**The task**.
Check every line below, and copy those that include "Addict".

|---|

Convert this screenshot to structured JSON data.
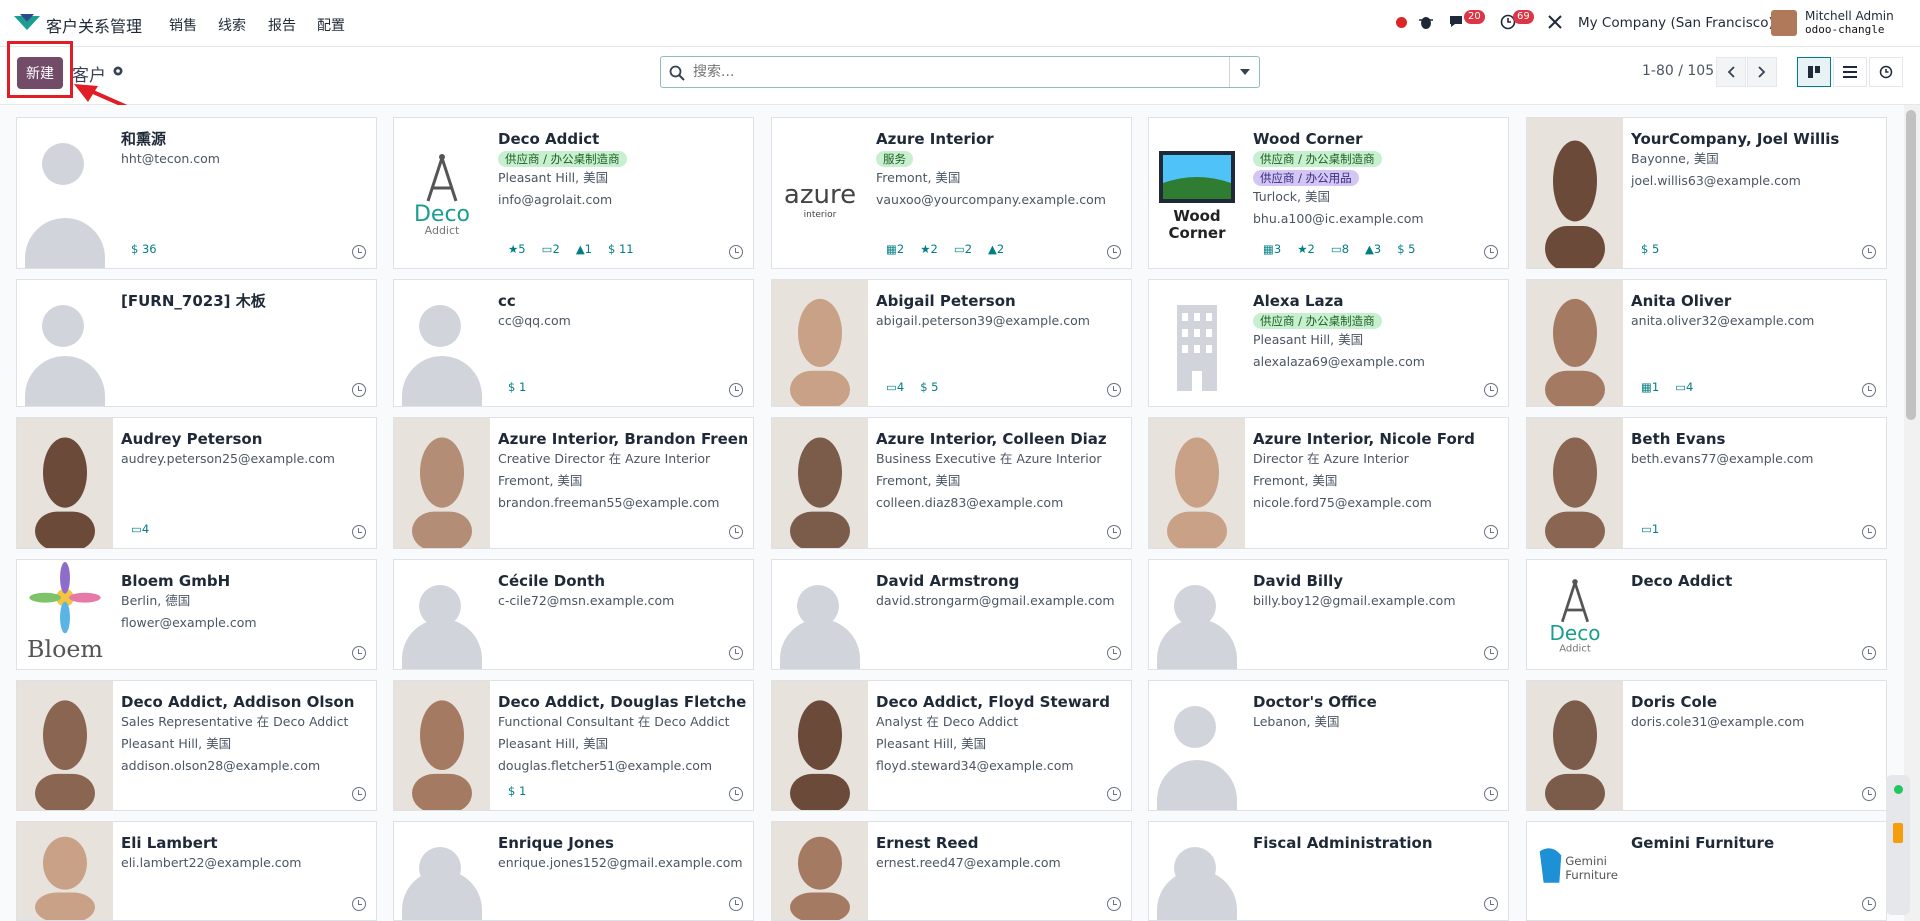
{
  "topbar": {
    "app_name": "客户关系管理",
    "menu": [
      "销售",
      "线索",
      "报告",
      "配置"
    ],
    "messages_count": "20",
    "activities_count": "69",
    "company": "My Company (San Francisco)",
    "user_name": "Mitchell Admin",
    "user_db": "odoo-changle"
  },
  "control": {
    "new_label": "新建",
    "breadcrumb": "客户",
    "search_placeholder": "搜索...",
    "pager": "1-80 / 105"
  },
  "colors": {
    "primary": "#714b67",
    "accent": "#017e84",
    "highlight": "#e11d27"
  },
  "cards": [
    {
      "name": "和熏源",
      "lines": [
        "hht@tecon.com"
      ],
      "tags": [],
      "stats": [
        "$ 36"
      ],
      "img": "placeholder"
    },
    {
      "name": "Deco Addict",
      "lines": [
        "Pleasant Hill, 美国",
        "info@agrolait.com"
      ],
      "tags": [
        {
          "text": "供应商 / 办公桌制造商",
          "color": "green"
        }
      ],
      "stats": [
        "★5",
        "▭2",
        "▲1",
        "$ 11"
      ],
      "img": "deco"
    },
    {
      "name": "Azure Interior",
      "lines": [
        "Fremont, 美国",
        "vauxoo@yourcompany.example.com"
      ],
      "tags": [
        {
          "text": "服务",
          "color": "green"
        }
      ],
      "stats": [
        "▦2",
        "★2",
        "▭2",
        "▲2"
      ],
      "img": "azure"
    },
    {
      "name": "Wood Corner",
      "lines": [
        "Turlock, 美国",
        "bhu.a100@ic.example.com"
      ],
      "tags": [
        {
          "text": "供应商 / 办公桌制造商",
          "color": "green"
        },
        {
          "text": "供应商 / 办公用品",
          "color": "purple"
        }
      ],
      "stats": [
        "▦3",
        "★2",
        "▭8",
        "▲3",
        "$ 5"
      ],
      "img": "wood"
    },
    {
      "name": "YourCompany, Joel Willis",
      "lines": [
        "Bayonne, 美国",
        "joel.willis63@example.com"
      ],
      "tags": [],
      "stats": [
        "$ 5"
      ],
      "img": "photo"
    },
    {
      "name": "[FURN_7023] 木板",
      "lines": [],
      "tags": [],
      "stats": [],
      "img": "placeholder"
    },
    {
      "name": "cc",
      "lines": [
        "cc@qq.com"
      ],
      "tags": [],
      "stats": [
        "$ 1"
      ],
      "img": "placeholder"
    },
    {
      "name": "Abigail Peterson",
      "lines": [
        "abigail.peterson39@example.com"
      ],
      "tags": [],
      "stats": [
        "▭4",
        "$ 5"
      ],
      "img": "photo"
    },
    {
      "name": "Alexa Laza",
      "lines": [
        "Pleasant Hill, 美国",
        "alexalaza69@example.com"
      ],
      "tags": [
        {
          "text": "供应商 / 办公桌制造商",
          "color": "green"
        }
      ],
      "stats": [],
      "img": "building"
    },
    {
      "name": "Anita Oliver",
      "lines": [
        "anita.oliver32@example.com"
      ],
      "tags": [],
      "stats": [
        "▦1",
        "▭4"
      ],
      "img": "photo"
    },
    {
      "name": "Audrey Peterson",
      "lines": [
        "audrey.peterson25@example.com"
      ],
      "tags": [],
      "stats": [
        "▭4"
      ],
      "img": "photo"
    },
    {
      "name": "Azure Interior, Brandon Freeman",
      "lines": [
        "Creative Director 在 Azure Interior",
        "Fremont, 美国",
        "brandon.freeman55@example.com"
      ],
      "tags": [],
      "stats": [],
      "img": "photo"
    },
    {
      "name": "Azure Interior, Colleen Diaz",
      "lines": [
        "Business Executive 在 Azure Interior",
        "Fremont, 美国",
        "colleen.diaz83@example.com"
      ],
      "tags": [],
      "stats": [],
      "img": "photo"
    },
    {
      "name": "Azure Interior, Nicole Ford",
      "lines": [
        "Director 在 Azure Interior",
        "Fremont, 美国",
        "nicole.ford75@example.com"
      ],
      "tags": [],
      "stats": [],
      "img": "photo"
    },
    {
      "name": "Beth Evans",
      "lines": [
        "beth.evans77@example.com"
      ],
      "tags": [],
      "stats": [
        "▭1"
      ],
      "img": "photo"
    },
    {
      "name": "Bloem GmbH",
      "lines": [
        "Berlin, 德国",
        "flower@example.com"
      ],
      "tags": [],
      "stats": [],
      "img": "bloem"
    },
    {
      "name": "Cécile Donth",
      "lines": [
        "c-cile72@msn.example.com"
      ],
      "tags": [],
      "stats": [],
      "img": "placeholder"
    },
    {
      "name": "David Armstrong",
      "lines": [
        "david.strongarm@gmail.example.com"
      ],
      "tags": [],
      "stats": [],
      "img": "placeholder"
    },
    {
      "name": "David Billy",
      "lines": [
        "billy.boy12@gmail.example.com"
      ],
      "tags": [],
      "stats": [],
      "img": "placeholder"
    },
    {
      "name": "Deco Addict",
      "lines": [],
      "tags": [],
      "stats": [],
      "img": "deco"
    },
    {
      "name": "Deco Addict, Addison Olson",
      "lines": [
        "Sales Representative 在 Deco Addict",
        "Pleasant Hill, 美国",
        "addison.olson28@example.com"
      ],
      "tags": [],
      "stats": [],
      "img": "photo"
    },
    {
      "name": "Deco Addict, Douglas Fletcher",
      "lines": [
        "Functional Consultant 在 Deco Addict",
        "Pleasant Hill, 美国",
        "douglas.fletcher51@example.com"
      ],
      "tags": [],
      "stats": [
        "$ 1"
      ],
      "img": "photo"
    },
    {
      "name": "Deco Addict, Floyd Steward",
      "lines": [
        "Analyst 在 Deco Addict",
        "Pleasant Hill, 美国",
        "floyd.steward34@example.com"
      ],
      "tags": [],
      "stats": [],
      "img": "photo"
    },
    {
      "name": "Doctor's Office",
      "lines": [
        "Lebanon, 美国"
      ],
      "tags": [],
      "stats": [],
      "img": "placeholder"
    },
    {
      "name": "Doris Cole",
      "lines": [
        "doris.cole31@example.com"
      ],
      "tags": [],
      "stats": [],
      "img": "photo"
    },
    {
      "name": "Eli Lambert",
      "lines": [
        "eli.lambert22@example.com"
      ],
      "tags": [],
      "stats": [],
      "img": "photo"
    },
    {
      "name": "Enrique Jones",
      "lines": [
        "enrique.jones152@gmail.example.com"
      ],
      "tags": [],
      "stats": [],
      "img": "placeholder"
    },
    {
      "name": "Ernest Reed",
      "lines": [
        "ernest.reed47@example.com"
      ],
      "tags": [],
      "stats": [],
      "img": "photo"
    },
    {
      "name": "Fiscal Administration",
      "lines": [],
      "tags": [],
      "stats": [],
      "img": "placeholder"
    },
    {
      "name": "Gemini Furniture",
      "lines": [],
      "tags": [],
      "stats": [],
      "img": "gemini"
    }
  ]
}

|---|

**Final answer**.
      "name": "Deco Addict",
      "name": "Deco Addict",
      "name": "Deco Addict, Addison Olson",
        "Sales Representative 在 Deco Addict",
      "name": "Deco Addict, Douglas Fletcher",
        "Functional Consultant 在 Deco Addict",
      "name": "Deco Addict, Floyd Steward",
        "Analyst 在 Deco Addict",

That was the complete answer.